Jason Bateman is adding “director” to his already impressive resume with the darkly humorous comedy, “Bad Words.”
Bateman began his career as a child actor and was able to avoid the embarrassing hijinks that have befallen so many other child actors. He has been working steadily since making his debut on “Little House on the Prairie” in 1981.
He was plugging away with roles in short-lived TV shows and small parts in movies, but in 2003 he got the lead in “Arrested Development” and then four years later gave a memorable performance in “Juno,” which ignited his film career.
After spending so many years in front of the camera it’s no surprise Bateman wanted to try his hand at directing. He does an good job with “Bad Words,” both behind and in front of the camera.
Bateman was also wise to choose material that works well with his style of acting and his inherent likability. Even when the character’s Bateman plays are being jerks the audience still senses there is something decent about the guy.
In “Bad Words” Bateman plays a man who finds a loophole in the rules for the national spelling bee that allows him to compete as an adult. As the film’s title suggests there are many bad words uttered by Bateman with hilarious results.
In the screenplay by Andrew Dodge, Bateman found the perfect vehicle to test drive his directing skills.
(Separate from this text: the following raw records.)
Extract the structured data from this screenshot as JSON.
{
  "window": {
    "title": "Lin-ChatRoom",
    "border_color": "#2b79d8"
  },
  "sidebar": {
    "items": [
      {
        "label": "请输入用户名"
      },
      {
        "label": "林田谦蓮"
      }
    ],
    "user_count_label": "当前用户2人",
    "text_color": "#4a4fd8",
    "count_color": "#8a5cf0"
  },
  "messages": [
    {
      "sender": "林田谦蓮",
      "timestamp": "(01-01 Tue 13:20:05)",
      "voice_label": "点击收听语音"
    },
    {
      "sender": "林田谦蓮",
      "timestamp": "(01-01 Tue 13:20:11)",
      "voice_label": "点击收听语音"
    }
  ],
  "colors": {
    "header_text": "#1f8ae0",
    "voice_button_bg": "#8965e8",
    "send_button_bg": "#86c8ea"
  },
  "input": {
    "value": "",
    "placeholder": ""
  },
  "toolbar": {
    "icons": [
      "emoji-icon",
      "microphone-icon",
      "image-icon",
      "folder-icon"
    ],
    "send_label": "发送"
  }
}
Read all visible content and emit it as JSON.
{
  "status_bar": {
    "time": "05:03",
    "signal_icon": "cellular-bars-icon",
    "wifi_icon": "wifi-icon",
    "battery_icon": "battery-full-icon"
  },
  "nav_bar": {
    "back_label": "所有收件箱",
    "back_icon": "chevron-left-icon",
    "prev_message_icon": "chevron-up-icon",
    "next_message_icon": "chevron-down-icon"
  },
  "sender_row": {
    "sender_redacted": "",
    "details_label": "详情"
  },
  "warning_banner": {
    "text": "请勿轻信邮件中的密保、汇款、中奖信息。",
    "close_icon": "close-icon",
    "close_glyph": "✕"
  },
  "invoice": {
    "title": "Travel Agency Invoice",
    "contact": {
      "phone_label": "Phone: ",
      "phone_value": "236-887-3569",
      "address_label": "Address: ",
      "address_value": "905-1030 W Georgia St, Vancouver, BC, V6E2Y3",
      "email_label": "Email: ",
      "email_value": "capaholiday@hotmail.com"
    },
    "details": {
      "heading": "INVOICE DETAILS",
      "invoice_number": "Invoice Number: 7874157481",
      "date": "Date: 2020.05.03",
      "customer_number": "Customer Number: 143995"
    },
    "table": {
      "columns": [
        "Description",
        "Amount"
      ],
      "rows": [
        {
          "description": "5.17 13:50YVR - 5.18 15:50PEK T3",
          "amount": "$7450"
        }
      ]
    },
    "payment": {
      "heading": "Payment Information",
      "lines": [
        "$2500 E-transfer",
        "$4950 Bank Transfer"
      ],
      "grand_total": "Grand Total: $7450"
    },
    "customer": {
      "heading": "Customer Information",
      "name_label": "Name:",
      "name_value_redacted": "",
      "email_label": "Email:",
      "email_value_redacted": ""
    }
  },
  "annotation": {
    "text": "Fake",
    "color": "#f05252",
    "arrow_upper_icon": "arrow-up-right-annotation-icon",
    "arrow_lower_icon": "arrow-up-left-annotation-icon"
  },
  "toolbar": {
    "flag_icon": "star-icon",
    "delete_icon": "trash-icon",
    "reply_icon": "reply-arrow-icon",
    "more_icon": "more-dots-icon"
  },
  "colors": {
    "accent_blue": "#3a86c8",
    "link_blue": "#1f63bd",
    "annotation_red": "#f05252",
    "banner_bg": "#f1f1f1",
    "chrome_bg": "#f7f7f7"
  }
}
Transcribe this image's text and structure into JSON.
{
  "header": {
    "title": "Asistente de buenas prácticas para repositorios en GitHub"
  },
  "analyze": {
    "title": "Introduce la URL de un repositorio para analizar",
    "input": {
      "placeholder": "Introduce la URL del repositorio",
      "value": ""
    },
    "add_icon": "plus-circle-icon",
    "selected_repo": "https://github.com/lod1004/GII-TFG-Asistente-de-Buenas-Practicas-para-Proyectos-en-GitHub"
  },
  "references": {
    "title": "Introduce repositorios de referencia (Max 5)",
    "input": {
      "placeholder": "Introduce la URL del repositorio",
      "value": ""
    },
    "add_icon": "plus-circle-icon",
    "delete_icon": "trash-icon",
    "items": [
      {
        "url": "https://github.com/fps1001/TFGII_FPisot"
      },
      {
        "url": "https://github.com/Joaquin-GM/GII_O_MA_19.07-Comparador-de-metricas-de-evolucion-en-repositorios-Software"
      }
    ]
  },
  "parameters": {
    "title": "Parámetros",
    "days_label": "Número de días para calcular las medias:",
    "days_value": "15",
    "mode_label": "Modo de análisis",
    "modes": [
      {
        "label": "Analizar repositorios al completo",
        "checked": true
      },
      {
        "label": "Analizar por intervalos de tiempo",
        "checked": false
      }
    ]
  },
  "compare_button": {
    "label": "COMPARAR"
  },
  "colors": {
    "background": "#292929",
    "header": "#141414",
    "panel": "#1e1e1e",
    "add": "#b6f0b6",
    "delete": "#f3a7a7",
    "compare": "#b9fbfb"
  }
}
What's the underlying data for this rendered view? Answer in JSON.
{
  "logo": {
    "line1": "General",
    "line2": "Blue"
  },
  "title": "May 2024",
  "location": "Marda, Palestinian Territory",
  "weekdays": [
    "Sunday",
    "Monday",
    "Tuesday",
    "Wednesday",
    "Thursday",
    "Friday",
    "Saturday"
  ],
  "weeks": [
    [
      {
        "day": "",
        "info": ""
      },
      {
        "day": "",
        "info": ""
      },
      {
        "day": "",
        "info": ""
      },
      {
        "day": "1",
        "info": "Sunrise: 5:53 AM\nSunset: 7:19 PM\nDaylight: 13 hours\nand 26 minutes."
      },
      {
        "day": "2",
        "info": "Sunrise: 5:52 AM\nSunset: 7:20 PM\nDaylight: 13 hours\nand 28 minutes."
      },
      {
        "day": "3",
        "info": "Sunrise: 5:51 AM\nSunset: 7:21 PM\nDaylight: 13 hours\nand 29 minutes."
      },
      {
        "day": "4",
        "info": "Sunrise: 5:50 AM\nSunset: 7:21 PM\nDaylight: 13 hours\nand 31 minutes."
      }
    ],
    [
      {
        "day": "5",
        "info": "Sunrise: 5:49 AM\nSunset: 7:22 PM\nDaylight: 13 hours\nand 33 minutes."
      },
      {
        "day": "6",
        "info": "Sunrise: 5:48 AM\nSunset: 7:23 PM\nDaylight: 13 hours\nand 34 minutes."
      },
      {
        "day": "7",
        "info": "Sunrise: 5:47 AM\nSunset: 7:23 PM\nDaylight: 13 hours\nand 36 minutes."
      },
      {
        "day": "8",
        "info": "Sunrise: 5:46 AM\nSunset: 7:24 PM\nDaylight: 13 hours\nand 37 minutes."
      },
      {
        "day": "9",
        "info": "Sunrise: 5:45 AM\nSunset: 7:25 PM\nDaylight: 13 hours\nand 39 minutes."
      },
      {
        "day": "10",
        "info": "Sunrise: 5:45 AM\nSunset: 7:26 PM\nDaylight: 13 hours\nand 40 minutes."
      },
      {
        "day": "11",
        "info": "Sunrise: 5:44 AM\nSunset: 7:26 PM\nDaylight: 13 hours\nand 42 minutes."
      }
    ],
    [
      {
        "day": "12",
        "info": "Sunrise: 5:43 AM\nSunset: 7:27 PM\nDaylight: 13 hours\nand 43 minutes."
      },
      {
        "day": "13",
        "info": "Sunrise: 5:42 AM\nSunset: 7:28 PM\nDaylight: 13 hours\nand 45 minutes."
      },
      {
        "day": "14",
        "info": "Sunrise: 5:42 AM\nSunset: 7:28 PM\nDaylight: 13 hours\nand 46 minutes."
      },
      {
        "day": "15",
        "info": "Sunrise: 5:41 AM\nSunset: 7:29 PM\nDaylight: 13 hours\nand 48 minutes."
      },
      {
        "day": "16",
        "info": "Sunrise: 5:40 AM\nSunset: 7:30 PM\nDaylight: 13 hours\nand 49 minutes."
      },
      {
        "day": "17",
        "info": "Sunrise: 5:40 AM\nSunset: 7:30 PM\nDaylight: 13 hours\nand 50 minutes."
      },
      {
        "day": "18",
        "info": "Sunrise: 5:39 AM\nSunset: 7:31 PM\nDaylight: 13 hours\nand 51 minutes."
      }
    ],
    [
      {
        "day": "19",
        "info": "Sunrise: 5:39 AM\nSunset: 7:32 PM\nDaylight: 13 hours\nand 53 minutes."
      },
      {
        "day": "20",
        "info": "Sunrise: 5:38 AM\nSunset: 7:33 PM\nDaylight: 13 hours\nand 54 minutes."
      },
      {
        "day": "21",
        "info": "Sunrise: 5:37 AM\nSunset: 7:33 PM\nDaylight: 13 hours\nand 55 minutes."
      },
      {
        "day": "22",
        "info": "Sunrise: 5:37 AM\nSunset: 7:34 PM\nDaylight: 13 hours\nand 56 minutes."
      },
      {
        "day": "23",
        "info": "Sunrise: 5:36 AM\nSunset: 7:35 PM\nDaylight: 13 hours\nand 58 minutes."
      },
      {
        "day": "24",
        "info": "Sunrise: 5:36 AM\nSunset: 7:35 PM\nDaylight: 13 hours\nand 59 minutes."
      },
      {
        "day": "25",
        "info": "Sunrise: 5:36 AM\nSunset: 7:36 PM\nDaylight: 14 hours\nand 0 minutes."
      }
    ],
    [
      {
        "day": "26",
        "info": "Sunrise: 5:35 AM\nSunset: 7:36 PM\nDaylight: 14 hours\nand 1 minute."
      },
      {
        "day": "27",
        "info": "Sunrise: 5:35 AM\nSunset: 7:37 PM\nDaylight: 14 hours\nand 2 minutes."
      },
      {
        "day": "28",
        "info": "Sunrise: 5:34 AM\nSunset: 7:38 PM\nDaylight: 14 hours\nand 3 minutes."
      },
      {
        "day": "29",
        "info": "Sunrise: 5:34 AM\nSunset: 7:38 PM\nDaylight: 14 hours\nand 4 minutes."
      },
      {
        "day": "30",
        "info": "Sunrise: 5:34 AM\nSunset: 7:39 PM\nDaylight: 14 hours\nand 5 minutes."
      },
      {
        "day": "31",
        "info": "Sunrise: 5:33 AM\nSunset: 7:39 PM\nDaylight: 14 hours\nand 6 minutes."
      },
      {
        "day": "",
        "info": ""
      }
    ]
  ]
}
The story doesn’t require a lot of special effects or excessive locations. It’s a comedy, which Bateman excels at, but has just enough edge that it can fall under the radar.
Helping Bateman out with his directorial debut are several seasoned character actors including Philip Baker Hall, Allison Janney, Ben Falcome and Kathryn Hahn.
The real standout in the movie is Rohan Chand, the young actor who plays the main competition for Bateman’s character. The two have good chemistry together and their friendship isn’t the typical coming-of-age variety.
“Bad Words” is a smart, funny R-rated comedy that is worth checking out.